Published Aug 09, 2018When Audrey (Mila Kunis) and her best friend Morgan (Kate McKinnon) get cornered into delivering a package to a cafe in Vienna for her secret agent ex-boyfriend Drew (Justin Theroux), the duo find themselves in the middle of an international espionage plot they are not prepared for.
Directed by Susanna Fogel, The Spy Who Dumped Me could easily have fallen into the painful territory of two helpless women lost and confused in a world (and genre) they don't usually take up space in. Instead, Fogel creates a "fish out of water" comic engine that blends action and romantic comedy, finding humour in the tropes of both. She also makes sure to include a handful of more competent high-powered women kicking ass in their respective roles, such as Gillian Anderson as a sleek international intel boss.

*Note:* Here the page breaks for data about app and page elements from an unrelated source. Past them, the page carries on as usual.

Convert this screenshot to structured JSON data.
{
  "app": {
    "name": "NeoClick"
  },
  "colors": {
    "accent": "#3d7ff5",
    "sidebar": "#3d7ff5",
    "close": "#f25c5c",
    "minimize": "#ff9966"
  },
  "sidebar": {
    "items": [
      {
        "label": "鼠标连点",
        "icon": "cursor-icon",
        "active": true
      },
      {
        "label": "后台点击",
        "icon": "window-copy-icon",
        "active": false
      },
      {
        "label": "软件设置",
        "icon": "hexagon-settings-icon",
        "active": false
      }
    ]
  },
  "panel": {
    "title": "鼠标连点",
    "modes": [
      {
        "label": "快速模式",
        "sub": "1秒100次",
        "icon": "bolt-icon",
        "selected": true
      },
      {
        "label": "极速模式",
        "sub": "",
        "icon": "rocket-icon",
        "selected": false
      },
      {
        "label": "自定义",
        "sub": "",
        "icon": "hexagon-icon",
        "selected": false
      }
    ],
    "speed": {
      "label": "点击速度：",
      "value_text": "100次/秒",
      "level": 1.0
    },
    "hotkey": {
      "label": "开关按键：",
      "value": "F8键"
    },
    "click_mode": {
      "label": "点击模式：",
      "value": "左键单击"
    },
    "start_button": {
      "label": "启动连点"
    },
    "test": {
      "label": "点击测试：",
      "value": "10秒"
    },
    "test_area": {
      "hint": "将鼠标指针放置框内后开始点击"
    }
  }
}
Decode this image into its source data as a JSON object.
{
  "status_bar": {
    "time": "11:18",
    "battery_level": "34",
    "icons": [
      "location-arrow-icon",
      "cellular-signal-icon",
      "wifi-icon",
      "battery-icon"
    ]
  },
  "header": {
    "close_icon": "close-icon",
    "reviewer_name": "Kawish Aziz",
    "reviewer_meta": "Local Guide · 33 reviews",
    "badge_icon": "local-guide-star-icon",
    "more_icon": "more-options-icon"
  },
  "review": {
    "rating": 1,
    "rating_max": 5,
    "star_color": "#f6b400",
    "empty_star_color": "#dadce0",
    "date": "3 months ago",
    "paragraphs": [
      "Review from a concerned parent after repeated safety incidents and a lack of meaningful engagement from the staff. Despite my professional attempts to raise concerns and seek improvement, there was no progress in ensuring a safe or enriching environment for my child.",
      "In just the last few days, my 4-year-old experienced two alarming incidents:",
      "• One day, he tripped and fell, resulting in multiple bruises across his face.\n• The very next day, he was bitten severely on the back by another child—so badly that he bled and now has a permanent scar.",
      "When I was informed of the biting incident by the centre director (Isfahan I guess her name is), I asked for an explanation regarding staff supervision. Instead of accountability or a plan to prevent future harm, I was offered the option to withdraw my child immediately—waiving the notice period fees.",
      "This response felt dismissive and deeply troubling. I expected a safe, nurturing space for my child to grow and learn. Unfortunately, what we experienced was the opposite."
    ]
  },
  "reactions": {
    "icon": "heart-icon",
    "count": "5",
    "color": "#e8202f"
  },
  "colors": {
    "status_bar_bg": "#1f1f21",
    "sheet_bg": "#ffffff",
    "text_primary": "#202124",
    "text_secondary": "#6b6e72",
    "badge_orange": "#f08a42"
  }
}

Once they arrive in Europe, Audrey and Morgan face assassins, car chases and torture. The graphic violence of the action sequences can feel somewhat jarring, but there is something to be said for the way the film insists on them. By refusing to shy away from carefully choreographed fight scenes and inventive gore, Fogel challenges what audiences are conditioned to expect from a best-gal-pal flick.
Where the film lags is in some of its background details: the plot behind the espionage (protecting a flash drive) remains fairly vague throughout the film, and who is "good" and "bad" shifts around often and rests primarily on the crutch of U.S. v. Russia tensions. The comedy, as well, occasionally falls short by relying on toilet humour and dumb gags.
The Spy Who Dumped Me may be far from a cinematic masterpiece, but the accomplishment of blending action, a genre which relies on heightened stakes, with comedy, intended to relieve tension, is still something noteworthy. The relatability and strength of the women's friendship drives the film, and while Audrey feels like she could be one of a handful of Kunis's previous rom com leading ladies, Kate McKinnon is larger than life. Her character is caring, unapologetic and has enough strength and charm to carry the film through its weaker moments.